=== Section Start ===
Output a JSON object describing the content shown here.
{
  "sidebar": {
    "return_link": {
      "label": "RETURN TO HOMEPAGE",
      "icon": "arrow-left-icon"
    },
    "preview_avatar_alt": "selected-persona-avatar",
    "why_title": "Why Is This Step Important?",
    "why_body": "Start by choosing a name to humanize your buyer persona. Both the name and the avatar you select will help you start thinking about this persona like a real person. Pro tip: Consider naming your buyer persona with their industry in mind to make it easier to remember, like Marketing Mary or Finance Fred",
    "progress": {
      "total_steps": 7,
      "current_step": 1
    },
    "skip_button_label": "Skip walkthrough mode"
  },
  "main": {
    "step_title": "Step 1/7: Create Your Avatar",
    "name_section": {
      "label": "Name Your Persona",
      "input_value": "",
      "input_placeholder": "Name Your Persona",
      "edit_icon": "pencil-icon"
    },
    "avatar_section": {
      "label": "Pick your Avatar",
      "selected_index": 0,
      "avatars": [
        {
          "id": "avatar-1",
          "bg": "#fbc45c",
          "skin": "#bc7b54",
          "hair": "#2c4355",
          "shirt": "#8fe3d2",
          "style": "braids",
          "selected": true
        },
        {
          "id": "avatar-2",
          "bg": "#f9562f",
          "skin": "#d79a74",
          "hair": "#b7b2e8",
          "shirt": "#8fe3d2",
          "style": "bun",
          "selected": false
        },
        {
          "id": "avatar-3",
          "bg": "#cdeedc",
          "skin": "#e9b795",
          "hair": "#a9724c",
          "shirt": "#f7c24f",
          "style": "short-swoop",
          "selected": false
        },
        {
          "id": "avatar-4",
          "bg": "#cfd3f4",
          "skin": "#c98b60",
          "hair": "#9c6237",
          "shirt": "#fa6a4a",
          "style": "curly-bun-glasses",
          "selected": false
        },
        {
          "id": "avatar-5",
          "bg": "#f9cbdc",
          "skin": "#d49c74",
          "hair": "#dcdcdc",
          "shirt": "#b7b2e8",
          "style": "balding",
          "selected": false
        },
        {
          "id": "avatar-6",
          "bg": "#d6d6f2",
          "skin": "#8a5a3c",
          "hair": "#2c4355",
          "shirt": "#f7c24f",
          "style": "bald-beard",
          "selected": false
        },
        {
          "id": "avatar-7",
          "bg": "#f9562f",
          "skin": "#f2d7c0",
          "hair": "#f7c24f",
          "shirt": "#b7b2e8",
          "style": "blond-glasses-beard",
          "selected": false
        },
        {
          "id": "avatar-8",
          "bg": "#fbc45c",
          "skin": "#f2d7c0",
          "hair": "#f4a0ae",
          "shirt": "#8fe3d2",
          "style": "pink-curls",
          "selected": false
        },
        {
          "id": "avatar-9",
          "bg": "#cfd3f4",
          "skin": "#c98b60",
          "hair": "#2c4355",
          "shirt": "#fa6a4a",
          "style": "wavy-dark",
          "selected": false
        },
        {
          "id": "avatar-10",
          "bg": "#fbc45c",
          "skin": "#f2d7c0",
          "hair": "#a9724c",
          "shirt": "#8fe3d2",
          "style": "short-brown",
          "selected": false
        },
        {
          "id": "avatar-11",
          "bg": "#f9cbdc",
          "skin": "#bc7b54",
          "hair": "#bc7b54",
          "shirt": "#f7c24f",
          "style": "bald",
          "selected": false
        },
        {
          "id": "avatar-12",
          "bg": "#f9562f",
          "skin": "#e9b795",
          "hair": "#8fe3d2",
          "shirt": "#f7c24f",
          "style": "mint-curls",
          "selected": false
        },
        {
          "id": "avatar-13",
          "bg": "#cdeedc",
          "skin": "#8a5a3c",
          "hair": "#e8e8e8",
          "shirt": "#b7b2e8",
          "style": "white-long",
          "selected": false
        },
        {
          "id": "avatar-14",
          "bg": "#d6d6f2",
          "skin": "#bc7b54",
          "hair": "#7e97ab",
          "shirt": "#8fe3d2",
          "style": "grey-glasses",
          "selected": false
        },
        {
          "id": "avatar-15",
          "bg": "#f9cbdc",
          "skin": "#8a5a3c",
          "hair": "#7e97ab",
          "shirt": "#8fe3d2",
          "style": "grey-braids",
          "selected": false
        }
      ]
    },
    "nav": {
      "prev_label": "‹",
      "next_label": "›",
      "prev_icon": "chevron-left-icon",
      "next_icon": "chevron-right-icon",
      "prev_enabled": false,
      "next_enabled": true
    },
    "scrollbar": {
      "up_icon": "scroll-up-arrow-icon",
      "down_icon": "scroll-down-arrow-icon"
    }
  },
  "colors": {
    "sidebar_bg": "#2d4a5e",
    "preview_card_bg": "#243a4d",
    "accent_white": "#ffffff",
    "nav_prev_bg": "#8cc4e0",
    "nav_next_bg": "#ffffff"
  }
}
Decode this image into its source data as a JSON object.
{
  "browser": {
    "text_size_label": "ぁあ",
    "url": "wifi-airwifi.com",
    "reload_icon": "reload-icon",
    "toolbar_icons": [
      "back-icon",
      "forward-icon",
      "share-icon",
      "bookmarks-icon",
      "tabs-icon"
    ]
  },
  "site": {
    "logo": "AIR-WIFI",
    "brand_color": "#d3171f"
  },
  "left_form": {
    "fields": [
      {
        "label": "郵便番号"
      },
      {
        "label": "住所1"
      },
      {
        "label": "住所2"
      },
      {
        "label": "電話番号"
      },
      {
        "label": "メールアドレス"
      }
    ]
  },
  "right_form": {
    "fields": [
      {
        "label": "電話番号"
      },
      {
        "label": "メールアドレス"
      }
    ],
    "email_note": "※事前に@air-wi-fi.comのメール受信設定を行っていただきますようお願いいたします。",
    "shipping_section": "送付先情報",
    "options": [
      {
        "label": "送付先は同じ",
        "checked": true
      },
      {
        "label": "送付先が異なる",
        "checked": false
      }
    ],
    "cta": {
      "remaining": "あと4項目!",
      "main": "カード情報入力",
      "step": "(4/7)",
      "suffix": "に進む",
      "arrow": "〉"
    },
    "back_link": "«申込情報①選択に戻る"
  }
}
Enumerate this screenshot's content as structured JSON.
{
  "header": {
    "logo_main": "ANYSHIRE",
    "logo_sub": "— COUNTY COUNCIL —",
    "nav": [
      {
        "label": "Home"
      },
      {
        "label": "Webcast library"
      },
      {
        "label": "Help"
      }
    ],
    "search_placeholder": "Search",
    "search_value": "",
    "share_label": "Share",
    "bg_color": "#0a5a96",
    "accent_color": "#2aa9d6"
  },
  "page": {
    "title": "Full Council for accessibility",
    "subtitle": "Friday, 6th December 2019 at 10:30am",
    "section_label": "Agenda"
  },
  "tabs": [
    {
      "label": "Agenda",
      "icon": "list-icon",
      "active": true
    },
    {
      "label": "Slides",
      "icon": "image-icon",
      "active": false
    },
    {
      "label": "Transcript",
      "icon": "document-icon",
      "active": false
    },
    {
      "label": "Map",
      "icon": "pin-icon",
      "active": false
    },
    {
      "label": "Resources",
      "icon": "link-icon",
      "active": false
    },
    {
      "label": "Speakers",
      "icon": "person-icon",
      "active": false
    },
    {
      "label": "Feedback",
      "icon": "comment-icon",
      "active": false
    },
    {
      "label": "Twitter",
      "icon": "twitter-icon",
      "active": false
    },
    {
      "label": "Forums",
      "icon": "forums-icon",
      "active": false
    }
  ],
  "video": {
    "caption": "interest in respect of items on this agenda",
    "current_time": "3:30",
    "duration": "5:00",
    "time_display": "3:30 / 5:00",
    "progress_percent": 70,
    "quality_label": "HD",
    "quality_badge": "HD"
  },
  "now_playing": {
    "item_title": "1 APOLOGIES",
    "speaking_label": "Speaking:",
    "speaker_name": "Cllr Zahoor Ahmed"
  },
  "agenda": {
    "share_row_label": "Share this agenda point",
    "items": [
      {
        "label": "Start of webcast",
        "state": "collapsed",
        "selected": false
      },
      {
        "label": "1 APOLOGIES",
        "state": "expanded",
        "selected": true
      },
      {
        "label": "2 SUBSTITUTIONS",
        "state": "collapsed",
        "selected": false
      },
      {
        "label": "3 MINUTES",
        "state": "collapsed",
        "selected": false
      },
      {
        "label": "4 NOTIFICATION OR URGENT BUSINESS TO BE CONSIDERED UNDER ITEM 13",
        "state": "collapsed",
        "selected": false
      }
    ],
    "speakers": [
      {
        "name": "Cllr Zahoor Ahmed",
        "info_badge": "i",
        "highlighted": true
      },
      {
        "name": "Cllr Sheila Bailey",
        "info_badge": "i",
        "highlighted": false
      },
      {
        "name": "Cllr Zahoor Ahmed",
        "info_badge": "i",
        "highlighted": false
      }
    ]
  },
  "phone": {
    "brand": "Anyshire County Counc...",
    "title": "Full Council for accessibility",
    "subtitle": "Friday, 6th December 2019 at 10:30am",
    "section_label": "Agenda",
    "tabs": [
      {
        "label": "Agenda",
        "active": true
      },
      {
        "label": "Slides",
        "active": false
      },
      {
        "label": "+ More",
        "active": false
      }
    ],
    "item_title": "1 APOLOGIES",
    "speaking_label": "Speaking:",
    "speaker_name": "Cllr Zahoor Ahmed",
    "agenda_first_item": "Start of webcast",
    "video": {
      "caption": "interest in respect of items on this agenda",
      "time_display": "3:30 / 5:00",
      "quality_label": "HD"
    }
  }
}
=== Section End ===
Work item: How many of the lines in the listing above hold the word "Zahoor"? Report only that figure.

Your solution: 4